In 1976 a massive operation at Wills Founder Shaft, Winster, resulted in the recovery of a unique water pressure engine. This led directly to the opening of the Peak District Lead Mining Museum at Matlock Bath, where the engine is displayed along with many other artefacts and historical displays.
The Museum provides an interactive educational facility for all ages and visitors can also undertake a guided tour into the old fluorspar workings at Temple Mine, just across the road from the Museum and owned and managed by the Society. The impressive Pump Room is the primary venue for the Society's winter series of lectures, slide shows and video presentations which are generally very well attended.
Early in its history the Society acquired a lease of the surface remains at Magpie Mine, Sheldon. Over the last 40 years much effort, both in time and money, has gone into the preservation of the site. OurField Centre is located in the old Agent's Cottage and is available for use by members and their guests for a nominal fee.
Since its inception the Society has published a bi-annual Bulletin. This has grown into one of the leading journals of mining history, and circulates throughout the world.
Groups of members from within the Society are involved in a number of active projects, such as the Crich Lead Mining Display at the National Tramway Museum, conservation and archaeology work at High Rake (completed in 2008) and the recently-completed archaeological excavation and conservation programme at Silence Mine amongst others.
The Society also arranges regular underground meets, training sessions and mining history walks as well as hosting a series of winter lectures, slide shows and video presentations. There is always a calendar of current events to interest both the serious mine historian or researcher and the active underground explorer.

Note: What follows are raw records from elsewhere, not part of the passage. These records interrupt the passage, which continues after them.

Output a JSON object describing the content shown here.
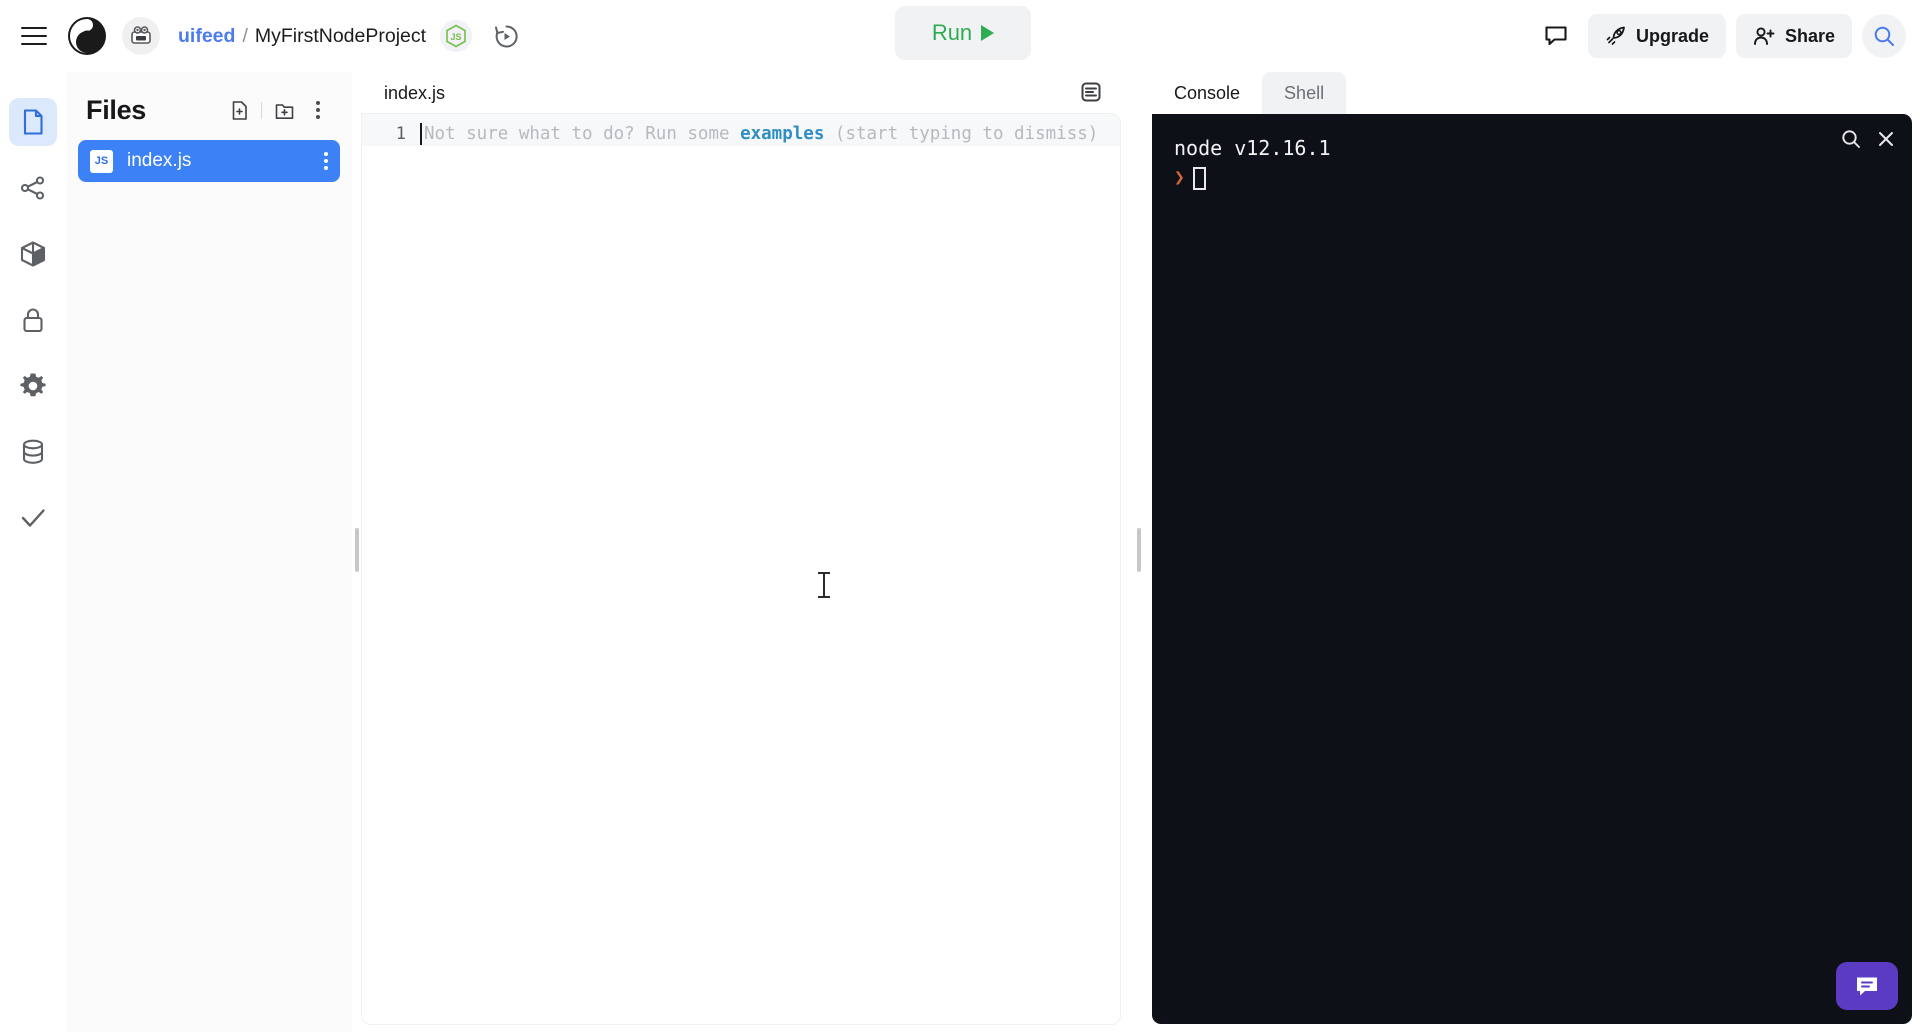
{
  "header": {
    "menu_icon": "hamburger-menu-icon",
    "logo_icon": "replit-logo-icon",
    "avatar_icon": "user-avatar-icon",
    "breadcrumb": {
      "owner": "uifeed",
      "separator": "/",
      "project": "MyFirstNodeProject"
    },
    "language_badge_icon": "nodejs-badge-icon",
    "history_icon": "version-history-icon",
    "run_button": {
      "label": "Run",
      "icon": "play-triangle-icon",
      "text_color": "#2eac52",
      "bg_color": "#f1f2f3"
    },
    "chat_icon": "comment-bubble-icon",
    "upgrade_button": {
      "label": "Upgrade",
      "icon": "rocket-icon"
    },
    "share_button": {
      "label": "Share",
      "icon": "person-add-icon"
    },
    "search_icon": "search-icon"
  },
  "rail": {
    "items": [
      {
        "name": "files",
        "icon": "file-icon",
        "active": true
      },
      {
        "name": "version-control",
        "icon": "git-branch-icon",
        "active": false
      },
      {
        "name": "packages",
        "icon": "package-cube-icon",
        "active": false
      },
      {
        "name": "secrets",
        "icon": "lock-icon",
        "active": false
      },
      {
        "name": "settings",
        "icon": "gear-icon",
        "active": false
      },
      {
        "name": "database",
        "icon": "database-icon",
        "active": false
      },
      {
        "name": "unit-tests",
        "icon": "checkmark-icon",
        "active": false
      }
    ],
    "active_color": "#dce8fb",
    "active_icon_color": "#3c81f6",
    "help_button": {
      "label": "?",
      "icon": "question-mark-icon"
    }
  },
  "files_panel": {
    "title": "Files",
    "new_file_icon": "new-file-icon",
    "new_folder_icon": "new-folder-icon",
    "more_icon": "kebab-menu-icon",
    "files": [
      {
        "name": "index.js",
        "badge": "JS",
        "selected": true
      }
    ],
    "selected_color": "#3c81f6"
  },
  "editor": {
    "tabs": [
      {
        "label": "index.js",
        "active": true
      }
    ],
    "format_icon": "format-lines-icon",
    "line_number": "1",
    "placeholder": {
      "prefix": "Not sure what to do? Run some ",
      "link": "examples",
      "suffix": " (start typing to dismiss)"
    },
    "cursor_icon": "text-ibeam-cursor"
  },
  "console": {
    "tabs": [
      {
        "label": "Console",
        "active": true
      },
      {
        "label": "Shell",
        "active": false
      }
    ],
    "search_icon": "search-icon",
    "close_icon": "close-x-icon",
    "output": "node v12.16.1",
    "prompt_symbol": "❯",
    "bg_color": "#0e1018",
    "prompt_color": "#d2663a"
  },
  "chat_widget": {
    "icon": "chat-bubble-icon",
    "bg_color": "#5b3bc4"
  }
}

Having recently celebrated its 50th birthday, the Society has a large and thriving membership of both active and academic members, who are working together both above and below ground to record, preserve, explore and document the mines and mining history of the Peak District.